The cause of President Carter's distress during a marathon near Camp David yesterday may well have been in his head, rather than in his legs.

In fact, Sen. Edward M. Kennedy, a Soviet brigade in Cuba, the economy and aide Hamilton Jordan's legal difficulties may have had as much to do with Carter's physical problems as the steepness of the mountain racecourse.

Although the White House yesterday refused to release any explanation of why Carter, who has been jogging for more than six months, was unable to complete the race, several highly respected medical experts said psychological stress can sap the strength and stamina of someone who is otherwise physically fit.

Such a physical collapse "certainly could" be psychological stress, said Dr. Theodore Cole, chairman of the department of physical medicine and rehabilitation at the University of Michigan School of Medicine.

Explaining that he has not examined Carter, and was only engaging in speculation, Cole said mental stress could have affected the president's physical performance "by putting a strain on his body reserves prior to the race; perhaps he was exhausted."

Cole said that the symptoms -- groaning, rubbery legs, loss of color and glazed eyes -- witnessed by Washington Post reporter Colman McCarthy, who was running beside Carter when the president collapsed, could suggest he wasn't getting enough oxygen to the brain.

"For a trained runner," said Cole, "it would be uncommon to drop out that soon. If he had those kinds of symptoms, then there are a whole host of possibilities."

"The most serious" of those possibilities "is a weakness in his cardiovascular system, possibly in the heart, possibly the cerebral blood flow."

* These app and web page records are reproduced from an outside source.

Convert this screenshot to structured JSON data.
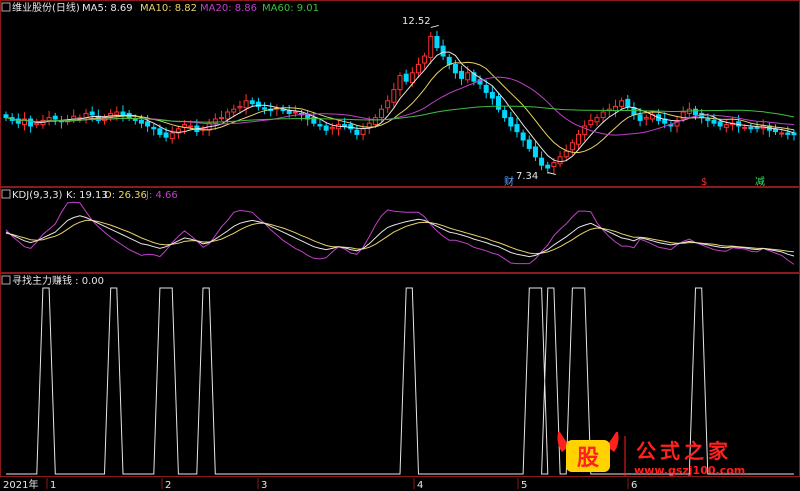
{
  "main_panel": {
    "title": "维业股份(日线)",
    "ma": [
      {
        "label": "MA5: 8.69",
        "color": "#e6e6e6"
      },
      {
        "label": "MA10: 8.82",
        "color": "#e8d36a"
      },
      {
        "label": "MA20: 8.86",
        "color": "#c040c8"
      },
      {
        "label": "MA60: 9.01",
        "color": "#3fbf3f"
      }
    ],
    "high_label": "12.52",
    "low_label": "7.34",
    "markers": [
      {
        "text": "财",
        "color": "#5aa0ff"
      },
      {
        "text": "$",
        "color": "#ff3030"
      },
      {
        "text": "减",
        "color": "#30e060"
      }
    ]
  },
  "kdj_panel": {
    "title": "KDJ(9,3,3)",
    "k_label": "K: 19.13",
    "d_label": "D: 26.36",
    "j_label": "J: 4.66",
    "k_color": "#e6e6e6",
    "d_color": "#e8d36a",
    "j_color": "#c040c8"
  },
  "signal_panel": {
    "title": "寻找主力赚钱 : 0.00",
    "color": "#e6e6e6"
  },
  "x_axis": {
    "labels": [
      "2021年",
      "1",
      "2",
      "3",
      "4",
      "5",
      "6"
    ]
  },
  "watermark": {
    "logo_char": "股",
    "site_name": "公式之家",
    "url": "www.gszj100.com"
  },
  "colors": {
    "up": "#ff3030",
    "down": "#00d8ff",
    "border": "#8b1a1a",
    "background": "#000000"
  },
  "chart_data": {
    "type": "candlestick",
    "price_axis": {
      "high_marker": 12.52,
      "low_marker": 7.34,
      "ylim": [
        7.0,
        13.0
      ]
    },
    "ma_latest": {
      "MA5": 8.69,
      "MA10": 8.82,
      "MA20": 8.86,
      "MA60": 9.01
    },
    "kdj_latest": {
      "K": 19.13,
      "D": 26.36,
      "J": 4.66
    },
    "close": [
      9.3,
      9.2,
      9.1,
      9.25,
      9.0,
      9.1,
      9.2,
      9.3,
      9.25,
      9.15,
      9.2,
      9.35,
      9.3,
      9.45,
      9.4,
      9.2,
      9.3,
      9.45,
      9.5,
      9.4,
      9.3,
      9.2,
      9.1,
      9.0,
      8.9,
      8.7,
      8.6,
      8.75,
      8.9,
      9.05,
      9.0,
      8.8,
      8.9,
      9.1,
      9.25,
      9.3,
      9.5,
      9.6,
      9.7,
      9.9,
      9.8,
      9.7,
      9.6,
      9.55,
      9.65,
      9.55,
      9.45,
      9.5,
      9.4,
      9.25,
      9.1,
      9.0,
      8.85,
      8.95,
      9.05,
      9.0,
      8.9,
      8.7,
      8.9,
      9.1,
      9.3,
      9.6,
      9.9,
      10.3,
      10.8,
      10.6,
      10.9,
      11.2,
      11.5,
      12.2,
      11.8,
      11.5,
      11.2,
      10.9,
      10.7,
      10.9,
      10.6,
      10.5,
      10.2,
      10.0,
      9.6,
      9.3,
      9.0,
      8.8,
      8.5,
      8.2,
      7.9,
      7.6,
      7.5,
      7.7,
      7.9,
      8.1,
      8.4,
      8.7,
      9.0,
      9.2,
      9.3,
      9.5,
      9.6,
      9.7,
      9.9,
      9.7,
      9.4,
      9.2,
      9.3,
      9.4,
      9.2,
      9.1,
      9.0,
      9.2,
      9.5,
      9.6,
      9.4,
      9.3,
      9.2,
      9.1,
      9.0,
      9.05,
      9.1,
      9.0,
      8.95,
      8.9,
      8.95,
      9.0,
      8.85,
      8.8,
      8.75,
      8.7,
      8.69
    ],
    "kdj_k": [
      60,
      55,
      50,
      45,
      42,
      45,
      50,
      55,
      60,
      70,
      80,
      85,
      88,
      85,
      80,
      75,
      70,
      65,
      60,
      55,
      50,
      45,
      40,
      38,
      35,
      32,
      35,
      40,
      45,
      50,
      48,
      45,
      40,
      42,
      48,
      55,
      62,
      70,
      75,
      78,
      80,
      78,
      75,
      70,
      65,
      60,
      55,
      50,
      45,
      40,
      35,
      32,
      30,
      32,
      35,
      33,
      30,
      28,
      32,
      40,
      50,
      60,
      68,
      72,
      75,
      78,
      80,
      82,
      80,
      75,
      70,
      65,
      60,
      58,
      55,
      52,
      48,
      45,
      42,
      38,
      35,
      30,
      25,
      22,
      20,
      18,
      20,
      25,
      30,
      38,
      45,
      52,
      60,
      68,
      72,
      75,
      70,
      65,
      60,
      55,
      50,
      48,
      45,
      50,
      48,
      45,
      42,
      40,
      38,
      40,
      42,
      44,
      42,
      40,
      38,
      36,
      34,
      33,
      35,
      34,
      33,
      31,
      30,
      32,
      30,
      28,
      26,
      22,
      19
    ],
    "kdj_d": [
      58,
      56,
      53,
      50,
      47,
      46,
      47,
      50,
      53,
      58,
      65,
      72,
      77,
      80,
      80,
      78,
      75,
      72,
      68,
      64,
      60,
      55,
      50,
      46,
      42,
      39,
      38,
      39,
      41,
      44,
      45,
      45,
      43,
      43,
      45,
      48,
      53,
      58,
      64,
      69,
      73,
      75,
      75,
      73,
      70,
      67,
      63,
      59,
      54,
      50,
      45,
      41,
      37,
      35,
      35,
      34,
      33,
      31,
      31,
      34,
      39,
      46,
      53,
      60,
      65,
      70,
      73,
      76,
      77,
      76,
      74,
      71,
      67,
      64,
      61,
      58,
      55,
      52,
      49,
      45,
      42,
      38,
      34,
      30,
      27,
      24,
      23,
      24,
      26,
      30,
      35,
      41,
      47,
      54,
      60,
      65,
      67,
      66,
      64,
      61,
      57,
      54,
      51,
      51,
      50,
      48,
      46,
      44,
      42,
      41,
      41,
      42,
      42,
      41,
      40,
      39,
      37,
      36,
      36,
      35,
      34,
      33,
      32,
      32,
      31,
      30,
      29,
      27,
      26.36
    ],
    "kdj_j": [
      64,
      53,
      44,
      35,
      32,
      43,
      56,
      65,
      74,
      94,
      110,
      111,
      110,
      95,
      80,
      69,
      60,
      51,
      44,
      37,
      30,
      25,
      20,
      22,
      21,
      18,
      29,
      42,
      53,
      62,
      54,
      45,
      34,
      40,
      54,
      69,
      80,
      94,
      97,
      96,
      94,
      84,
      75,
      64,
      55,
      46,
      39,
      32,
      27,
      20,
      15,
      14,
      16,
      26,
      35,
      31,
      24,
      22,
      34,
      52,
      72,
      88,
      98,
      96,
      95,
      94,
      94,
      94,
      86,
      73,
      62,
      53,
      46,
      46,
      43,
      40,
      34,
      31,
      28,
      24,
      21,
      14,
      7,
      6,
      6,
      6,
      14,
      27,
      38,
      54,
      65,
      74,
      86,
      96,
      96,
      95,
      76,
      63,
      52,
      43,
      36,
      36,
      33,
      48,
      44,
      39,
      34,
      32,
      30,
      38,
      44,
      48,
      42,
      38,
      34,
      30,
      28,
      27,
      33,
      32,
      31,
      27,
      26,
      32,
      28,
      24,
      20,
      12,
      4.66
    ],
    "signal_peaks": [
      {
        "start": 6,
        "end": 7,
        "top": 1
      },
      {
        "start": 17,
        "end": 18,
        "top": 1
      },
      {
        "start": 25,
        "end": 27,
        "top": 1
      },
      {
        "start": 32,
        "end": 33,
        "top": 1
      },
      {
        "start": 65,
        "end": 66,
        "top": 1
      },
      {
        "start": 85,
        "end": 87,
        "top": 1
      },
      {
        "start": 88,
        "end": 89,
        "top": 1
      },
      {
        "start": 92,
        "end": 94,
        "top": 1
      },
      {
        "start": 112,
        "end": 113,
        "top": 1
      }
    ],
    "signal_latest": 0.0
  }
}
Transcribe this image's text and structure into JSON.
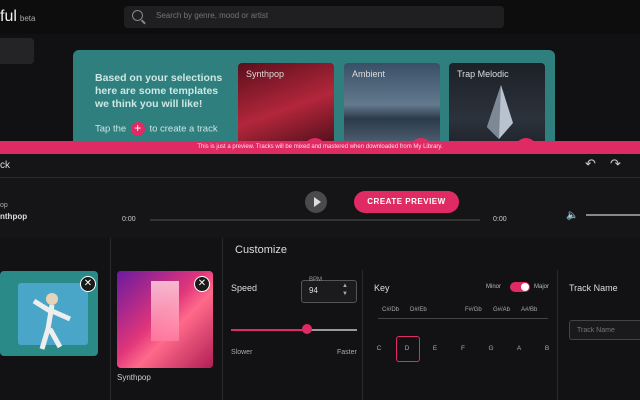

On the other hand, said Cole and other physicians, "an early stage of a virus could cause these symptoms."

Dr. Vernon B. Mountcastle, chairman of the division of physiology at Johns Hopkins University School of Medicine, said, "Every runner has had this happen to him. I've experienced it myself. If one tries to run farther than one is used to, or up and down hills," the system may be overtaxed.

Dr. Myron L. Weisfeldt, chairman of the division of cardiology at Hopkins, said there are "a lot of reflex factors . . . that can lead to a sudden feeling of fatigue, or real fatigue."

A problem like an upset stomach, totally unrelated to the exercise," could have caused "some sort of reflex phenomenon like pooling of blood in the abdomen," said Weisfeldt. Such blood pooling would result in less blood being pumped to the brain, and a feeling of faintness, or actual fainting, he said.

Carter's symptoms could also have been caused by a drop in blood pressure, set off by something as simple as becoming overheated, said the cardiologist.

When the body overheats, blood rushes to the surface of the skin where it can be cooled off. Because so much blood is being sent to the peripheral areas of the body, a person can become faint from lack of blood -- and hence oxygen -- in the brain.

Weisfeldt also said psychological stress could cause a similar physical reaction. "On a reflex basis, certainly, under stress peoples' bodies react by pooling blood, dilating the arteries."

There are a whole series of heart problems which, short of a heart attack, could cause symptoms such as those Carter experienced, said Weisfeldt.

But the symptoms alone, he said, do "not indicate any serious problem."